Saved data entries:
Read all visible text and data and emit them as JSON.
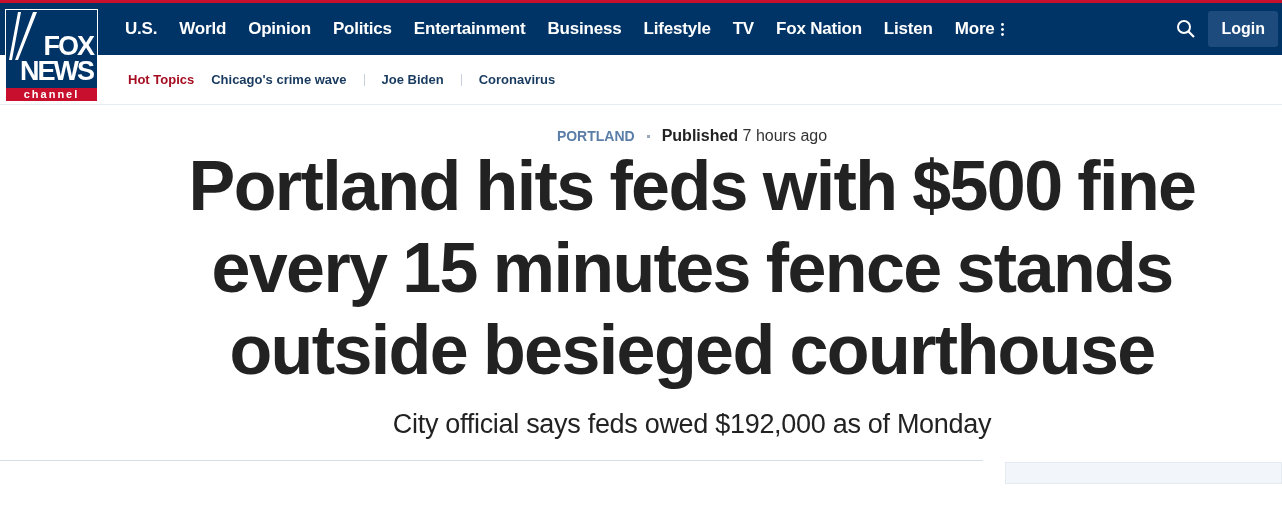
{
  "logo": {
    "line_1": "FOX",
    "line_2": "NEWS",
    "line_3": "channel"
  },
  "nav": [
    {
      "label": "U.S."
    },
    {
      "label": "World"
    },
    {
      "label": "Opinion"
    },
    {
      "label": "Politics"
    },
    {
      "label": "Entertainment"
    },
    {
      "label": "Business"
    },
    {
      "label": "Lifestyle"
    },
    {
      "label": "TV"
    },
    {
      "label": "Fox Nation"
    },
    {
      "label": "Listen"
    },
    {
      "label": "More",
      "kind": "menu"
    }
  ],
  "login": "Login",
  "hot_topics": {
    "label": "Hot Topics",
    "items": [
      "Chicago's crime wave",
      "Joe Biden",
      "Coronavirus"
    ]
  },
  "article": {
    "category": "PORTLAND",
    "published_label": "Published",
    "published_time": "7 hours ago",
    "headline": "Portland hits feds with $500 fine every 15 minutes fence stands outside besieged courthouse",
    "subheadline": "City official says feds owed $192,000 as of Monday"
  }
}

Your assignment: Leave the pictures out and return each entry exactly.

Output of the exercise:
Read all visible text and data and emit them as JSON.
{
  "logo": {
    "line_1": "FOX",
    "line_2": "NEWS",
    "line_3": "channel"
  },
  "nav": [
    {
      "label": "U.S."
    },
    {
      "label": "World"
    },
    {
      "label": "Opinion"
    },
    {
      "label": "Politics"
    },
    {
      "label": "Entertainment"
    },
    {
      "label": "Business"
    },
    {
      "label": "Lifestyle"
    },
    {
      "label": "TV"
    },
    {
      "label": "Fox Nation"
    },
    {
      "label": "Listen"
    },
    {
      "label": "More",
      "kind": "menu"
    }
  ],
  "login": "Login",
  "hot_topics": {
    "label": "Hot Topics",
    "items": [
      "Chicago's crime wave",
      "Joe Biden",
      "Coronavirus"
    ]
  },
  "article": {
    "category": "PORTLAND",
    "published_label": "Published",
    "published_time": "7 hours ago",
    "headline": "Portland hits feds with $500 fine every 15 minutes fence stands outside besieged courthouse",
    "subheadline": "City official says feds owed $192,000 as of Monday"
  }
}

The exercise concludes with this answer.